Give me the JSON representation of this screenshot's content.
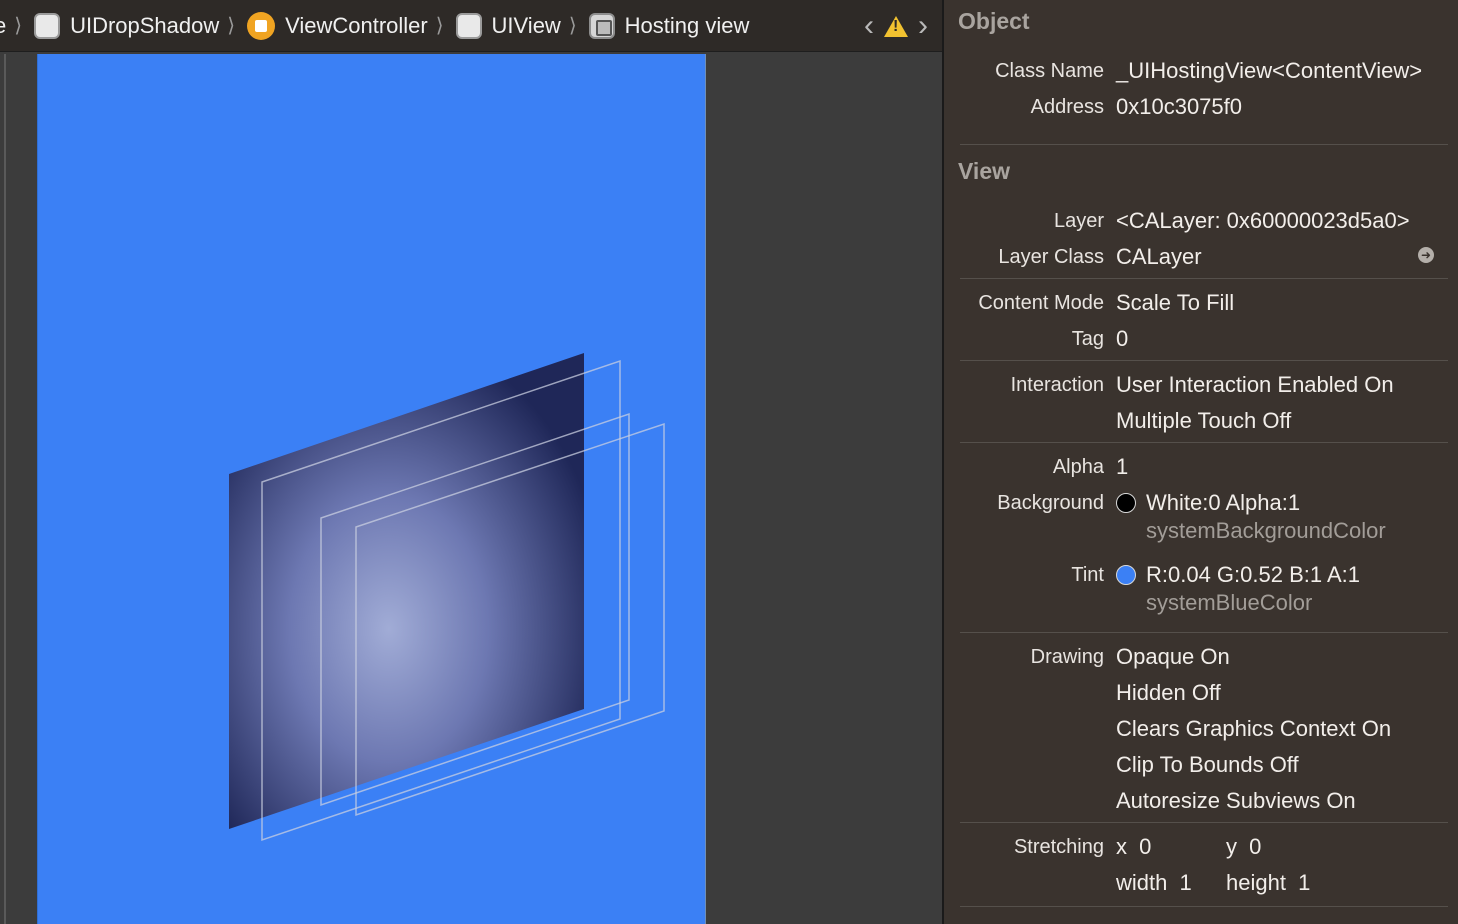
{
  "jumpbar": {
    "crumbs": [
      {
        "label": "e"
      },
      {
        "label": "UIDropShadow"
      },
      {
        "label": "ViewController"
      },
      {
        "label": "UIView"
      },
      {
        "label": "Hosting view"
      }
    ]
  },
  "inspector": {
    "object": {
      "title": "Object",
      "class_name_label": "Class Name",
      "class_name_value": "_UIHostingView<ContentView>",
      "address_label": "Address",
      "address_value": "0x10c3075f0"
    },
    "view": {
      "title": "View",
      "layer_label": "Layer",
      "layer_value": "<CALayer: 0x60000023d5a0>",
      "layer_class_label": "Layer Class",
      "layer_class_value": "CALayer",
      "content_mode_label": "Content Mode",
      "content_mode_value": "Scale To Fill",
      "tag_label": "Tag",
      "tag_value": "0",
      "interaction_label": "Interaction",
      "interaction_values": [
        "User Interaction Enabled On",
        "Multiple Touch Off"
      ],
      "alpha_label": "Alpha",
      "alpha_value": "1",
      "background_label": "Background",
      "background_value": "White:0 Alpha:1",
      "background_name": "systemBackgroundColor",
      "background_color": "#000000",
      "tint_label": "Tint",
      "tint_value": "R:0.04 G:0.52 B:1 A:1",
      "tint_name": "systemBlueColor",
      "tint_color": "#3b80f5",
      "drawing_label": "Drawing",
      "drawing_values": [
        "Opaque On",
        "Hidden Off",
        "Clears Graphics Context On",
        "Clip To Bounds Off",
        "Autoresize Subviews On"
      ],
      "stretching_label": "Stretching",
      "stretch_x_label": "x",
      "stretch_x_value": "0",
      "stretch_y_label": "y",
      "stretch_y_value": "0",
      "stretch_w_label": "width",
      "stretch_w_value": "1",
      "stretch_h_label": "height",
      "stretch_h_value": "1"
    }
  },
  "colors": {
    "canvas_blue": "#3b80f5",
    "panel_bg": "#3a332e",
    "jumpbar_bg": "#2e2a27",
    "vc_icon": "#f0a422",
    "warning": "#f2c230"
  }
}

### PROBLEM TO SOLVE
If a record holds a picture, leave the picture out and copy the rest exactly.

### SOLUTION
Give me the JSON representation of this screenshot's content.
{
  "jumpbar": {
    "crumbs": [
      {
        "label": "e"
      },
      {
        "label": "UIDropShadow"
      },
      {
        "label": "ViewController"
      },
      {
        "label": "UIView"
      },
      {
        "label": "Hosting view"
      }
    ]
  },
  "inspector": {
    "object": {
      "title": "Object",
      "class_name_label": "Class Name",
      "class_name_value": "_UIHostingView<ContentView>",
      "address_label": "Address",
      "address_value": "0x10c3075f0"
    },
    "view": {
      "title": "View",
      "layer_label": "Layer",
      "layer_value": "<CALayer: 0x60000023d5a0>",
      "layer_class_label": "Layer Class",
      "layer_class_value": "CALayer",
      "content_mode_label": "Content Mode",
      "content_mode_value": "Scale To Fill",
      "tag_label": "Tag",
      "tag_value": "0",
      "interaction_label": "Interaction",
      "interaction_values": [
        "User Interaction Enabled On",
        "Multiple Touch Off"
      ],
      "alpha_label": "Alpha",
      "alpha_value": "1",
      "background_label": "Background",
      "background_value": "White:0 Alpha:1",
      "background_name": "systemBackgroundColor",
      "background_color": "#000000",
      "tint_label": "Tint",
      "tint_value": "R:0.04 G:0.52 B:1 A:1",
      "tint_name": "systemBlueColor",
      "tint_color": "#3b80f5",
      "drawing_label": "Drawing",
      "drawing_values": [
        "Opaque On",
        "Hidden Off",
        "Clears Graphics Context On",
        "Clip To Bounds Off",
        "Autoresize Subviews On"
      ],
      "stretching_label": "Stretching",
      "stretch_x_label": "x",
      "stretch_x_value": "0",
      "stretch_y_label": "y",
      "stretch_y_value": "0",
      "stretch_w_label": "width",
      "stretch_w_value": "1",
      "stretch_h_label": "height",
      "stretch_h_value": "1"
    }
  },
  "colors": {
    "canvas_blue": "#3b80f5",
    "panel_bg": "#3a332e",
    "jumpbar_bg": "#2e2a27",
    "vc_icon": "#f0a422",
    "warning": "#f2c230"
  }
}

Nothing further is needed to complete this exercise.